By PHILLIP MILANO
Where did the statement “white people smell like bologna” originate?
S. May, 38, white female, Toronto
It most likely has to do with diet. For instance, Italians (of which I’m one) have a tendency to smell like garlic because there is a lot of garlic in our food.
Dave L., 31, New York
White people do have a “lunch meat” smell when they haven’t bathed or are sweating heavily. When I’m in the gym with black friends, the difference in smell is noticeable.
Brian, 26, white, Indiana
I never noticed whites have a smell. I do know blacks have a smell I can’t seem to place. I notice it from other blacks when they sweat or don’t bathe.
Cedric, 28, black, Jersey City, NJ.
When backpacking, my own odor changes after a few weeks on a low-meat, high-cheese diet – to a sour smell, like old yogurt.
Butterfly, 30 female, Belgium
Note to non-white people: A comparison to prosciutto (drizzled with a bit of balsamic vinegar and aged olive oil) would be much preferred to some ho-hum, processed mixture of pulverized meat and meat by-products.
The bologna thing apparently came up in the Wayans brothers’ 1992 comedy-action flick Mo’ Money, and we debated renting it just to make sure.
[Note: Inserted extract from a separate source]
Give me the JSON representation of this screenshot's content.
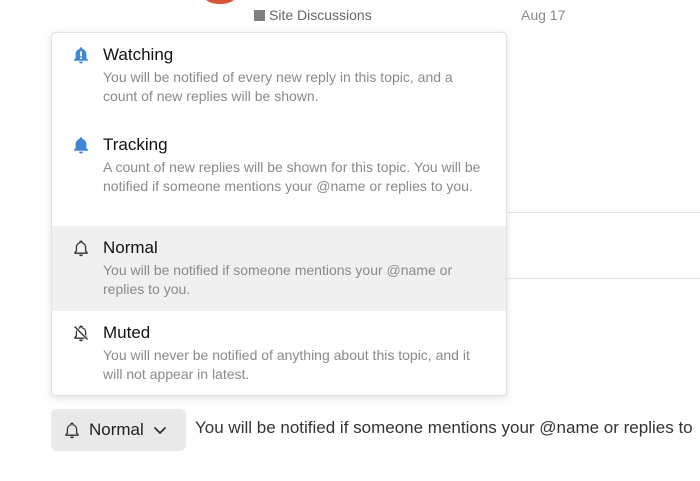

But why waste time when it’s such a bland expression, anyway, and sidesteps the much spicier and well-known “white people smell like wet dogs” analogy?
Here’s what people in the know about smelly things have to say:
— Pulitzer Prize-winning author David K. Shipler, who wrote A Country of Strangers: Blacks and Whites in America (Knopf): People use various ways to describe other races as unclean, etc. “It’s typical in the panoply of images between racial, ethnic, national and religious groups to include lack of cleanliness and subhuman, animal analogies,” he says.
— Jerome Z. Litt, body-odor researcher at Case Western Reserve University: People get “nose fatigue” – their nose gets used to odors of people from their own race while at the same time is sensitive to smells of people from a different cultural group. “When it comes to body odor, it’s in the nose of the beholder.”
— George Preti, body-odor expert at the Monell Chemical Senses Center in Philadelphia: While strong spices like curry and cumin might add to body odor, that hasn’t been proven, and nothing points to meats adding to body odor. Also, while whites and African-Americans have more bacteria-producing armpit glands than Asians, “It’s been pretty well demonstrated that everybody on the planet probably produces a similar group of underarm odors.”
Pimento loaf, anyone?